All of this brings me to a very interesting point made by Rajan Raghuram in the book Fault Lines: How Hidden Fractures Still Threaten the World Economy. For those of you who haven’t heard of Raghuram, he is the ex IMF chief economist who, in 2005, interrupted a major love-fest for Alan Greenspan to warn all of the world’s central bankers that the financial system was on the brink of disaster. Naturally, he was completely ridiculed at the time, but two years later, was proven to be absolutely right.
In any case, Raghuram has an interesting thesis. He argues that rising inequality and the lack of a proper social safety net (stingy unemployment benefits and no health care for the unemployed) in the US mean that the American electorate has far less tolerance for downturns than in other countries, particularly Europe. This places enormous pressure on US politicans and the central bank to “over-stimulate” — essentially to inflate new credit bubbles, whenever the economy hits severe downturns.
The US political system is acutely sensitive to job growth because of the economy’s weak safety nets. The short duration of unemployment benefits in the United States, as well as the substantially higher costs of health care for those who do not have jobs, were not excessively painful when recessions were short: they gave laid off workers strong incentives to find new jobs…
But if recessions are likely to be more prolonged than in the past, the system has to change, if only because the old social contract–short duration benefits in return for short recessions–is breaking down.
One reason is simply moral. No modern economy should force workers who lose their jobs to make such painful decisions as choosing which of their children to protect with medical insurance…
Another problem with a weak safety net is that the United States tends to overreact, and other nations underreact, to downturns. Because every country knows that the politically vulnerable United States has to respond with expansionary policies and that some US demand will spill over to the rest of the world, their inventive to change the structure of their economy, or their policies in downturns, is commensurately less.
But perhaps the most important problem is that the ad hoc policies the United States is forced into do enormous damage to the long-term health of the economy, both directly and through their effects on the financial sector…
The Federal Reserve, though ostensibly independent, has a very difficult task … If the United States cannot tolerate longer bouts of unemployment, and these bouts are here to stay, we risk going from bubble to bubble as the Federal Reserve is pressured to do the impossible and create jobs where none are forthcoming.
In Raghuram’s view, the Fed needs to pay much more attention to unsustainable rises in credit and asset prices. But as long as US politicians ignore the growing problem of inequality and the lack of a safety net for the unemployed, the Fed will not have the freedom to do this.

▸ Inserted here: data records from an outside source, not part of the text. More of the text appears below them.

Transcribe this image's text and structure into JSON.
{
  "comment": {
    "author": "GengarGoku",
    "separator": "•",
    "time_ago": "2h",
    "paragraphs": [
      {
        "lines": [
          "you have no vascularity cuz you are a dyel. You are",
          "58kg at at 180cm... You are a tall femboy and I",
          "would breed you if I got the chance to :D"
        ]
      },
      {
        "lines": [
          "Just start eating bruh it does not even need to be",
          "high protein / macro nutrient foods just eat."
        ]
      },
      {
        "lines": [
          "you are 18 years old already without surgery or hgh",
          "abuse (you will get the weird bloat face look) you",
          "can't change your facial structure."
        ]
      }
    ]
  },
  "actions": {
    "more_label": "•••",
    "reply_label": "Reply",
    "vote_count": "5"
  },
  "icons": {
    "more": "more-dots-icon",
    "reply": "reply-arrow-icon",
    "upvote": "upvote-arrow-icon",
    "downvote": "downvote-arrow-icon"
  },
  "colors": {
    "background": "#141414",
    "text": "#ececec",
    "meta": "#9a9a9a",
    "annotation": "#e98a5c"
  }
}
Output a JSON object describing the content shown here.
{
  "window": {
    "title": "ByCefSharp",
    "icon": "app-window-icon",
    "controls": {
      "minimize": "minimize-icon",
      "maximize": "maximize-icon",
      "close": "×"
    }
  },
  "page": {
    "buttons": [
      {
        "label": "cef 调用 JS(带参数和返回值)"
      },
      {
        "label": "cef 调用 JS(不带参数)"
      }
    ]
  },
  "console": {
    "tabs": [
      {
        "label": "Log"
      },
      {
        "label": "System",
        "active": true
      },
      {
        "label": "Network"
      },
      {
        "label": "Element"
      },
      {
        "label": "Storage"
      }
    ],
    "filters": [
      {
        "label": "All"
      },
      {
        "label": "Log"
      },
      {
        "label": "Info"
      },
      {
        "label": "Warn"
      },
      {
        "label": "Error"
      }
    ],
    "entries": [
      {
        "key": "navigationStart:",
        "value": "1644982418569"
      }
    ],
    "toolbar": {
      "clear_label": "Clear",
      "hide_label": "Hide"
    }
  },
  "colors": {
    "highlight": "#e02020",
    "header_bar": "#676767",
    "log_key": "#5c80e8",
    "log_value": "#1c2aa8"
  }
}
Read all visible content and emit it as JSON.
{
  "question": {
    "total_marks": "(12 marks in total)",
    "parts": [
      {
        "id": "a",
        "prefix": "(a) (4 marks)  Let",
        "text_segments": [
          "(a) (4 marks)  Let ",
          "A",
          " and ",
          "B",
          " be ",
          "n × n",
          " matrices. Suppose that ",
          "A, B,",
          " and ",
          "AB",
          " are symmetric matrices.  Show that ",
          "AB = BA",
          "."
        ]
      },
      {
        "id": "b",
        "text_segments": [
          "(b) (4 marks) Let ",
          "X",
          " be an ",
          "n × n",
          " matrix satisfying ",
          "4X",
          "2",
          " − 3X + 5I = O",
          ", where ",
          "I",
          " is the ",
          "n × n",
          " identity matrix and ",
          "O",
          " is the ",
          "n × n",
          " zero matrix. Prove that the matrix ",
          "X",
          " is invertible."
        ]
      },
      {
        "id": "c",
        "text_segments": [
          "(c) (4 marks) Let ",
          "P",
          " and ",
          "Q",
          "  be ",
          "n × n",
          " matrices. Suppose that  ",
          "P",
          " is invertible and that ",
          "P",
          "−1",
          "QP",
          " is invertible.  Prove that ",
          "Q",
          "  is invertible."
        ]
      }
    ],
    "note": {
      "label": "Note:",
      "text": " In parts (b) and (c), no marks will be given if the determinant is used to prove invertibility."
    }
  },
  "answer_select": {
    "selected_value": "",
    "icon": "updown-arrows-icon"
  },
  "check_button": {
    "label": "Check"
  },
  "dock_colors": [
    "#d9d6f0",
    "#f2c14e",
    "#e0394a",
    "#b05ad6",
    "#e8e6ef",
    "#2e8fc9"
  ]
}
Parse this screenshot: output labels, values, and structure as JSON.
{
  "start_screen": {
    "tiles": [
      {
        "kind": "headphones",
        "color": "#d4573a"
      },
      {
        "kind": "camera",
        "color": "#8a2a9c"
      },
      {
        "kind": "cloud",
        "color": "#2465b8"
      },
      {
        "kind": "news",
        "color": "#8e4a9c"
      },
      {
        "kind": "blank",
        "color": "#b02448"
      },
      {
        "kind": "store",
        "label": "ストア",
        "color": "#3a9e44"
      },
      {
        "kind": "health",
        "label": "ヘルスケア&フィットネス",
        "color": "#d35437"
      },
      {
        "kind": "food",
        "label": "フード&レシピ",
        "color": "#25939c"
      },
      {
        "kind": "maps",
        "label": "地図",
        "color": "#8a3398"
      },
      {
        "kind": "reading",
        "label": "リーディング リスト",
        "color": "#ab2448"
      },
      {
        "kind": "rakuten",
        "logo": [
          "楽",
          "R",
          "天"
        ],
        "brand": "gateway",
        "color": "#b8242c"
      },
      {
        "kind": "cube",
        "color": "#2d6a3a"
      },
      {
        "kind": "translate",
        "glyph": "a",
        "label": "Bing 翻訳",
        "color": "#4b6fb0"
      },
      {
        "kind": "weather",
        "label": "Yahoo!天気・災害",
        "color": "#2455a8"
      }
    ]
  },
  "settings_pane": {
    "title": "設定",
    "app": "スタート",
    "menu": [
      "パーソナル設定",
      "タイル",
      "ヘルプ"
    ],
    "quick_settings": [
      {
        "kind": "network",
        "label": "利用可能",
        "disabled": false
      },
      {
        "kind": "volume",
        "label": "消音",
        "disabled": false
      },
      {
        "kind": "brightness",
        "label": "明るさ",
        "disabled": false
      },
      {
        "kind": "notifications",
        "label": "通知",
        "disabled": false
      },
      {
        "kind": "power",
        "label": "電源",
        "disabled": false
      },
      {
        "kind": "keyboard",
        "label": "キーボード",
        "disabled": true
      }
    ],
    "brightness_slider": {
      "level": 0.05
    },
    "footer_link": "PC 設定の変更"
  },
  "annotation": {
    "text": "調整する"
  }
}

In fact, on the contrary, as the economy’s last defense against mass unemployment, it may be forced to blow bubble upon bubble, with potentially disastrous consequences.
I for one would not like to be in Bernanke’s shoes right now.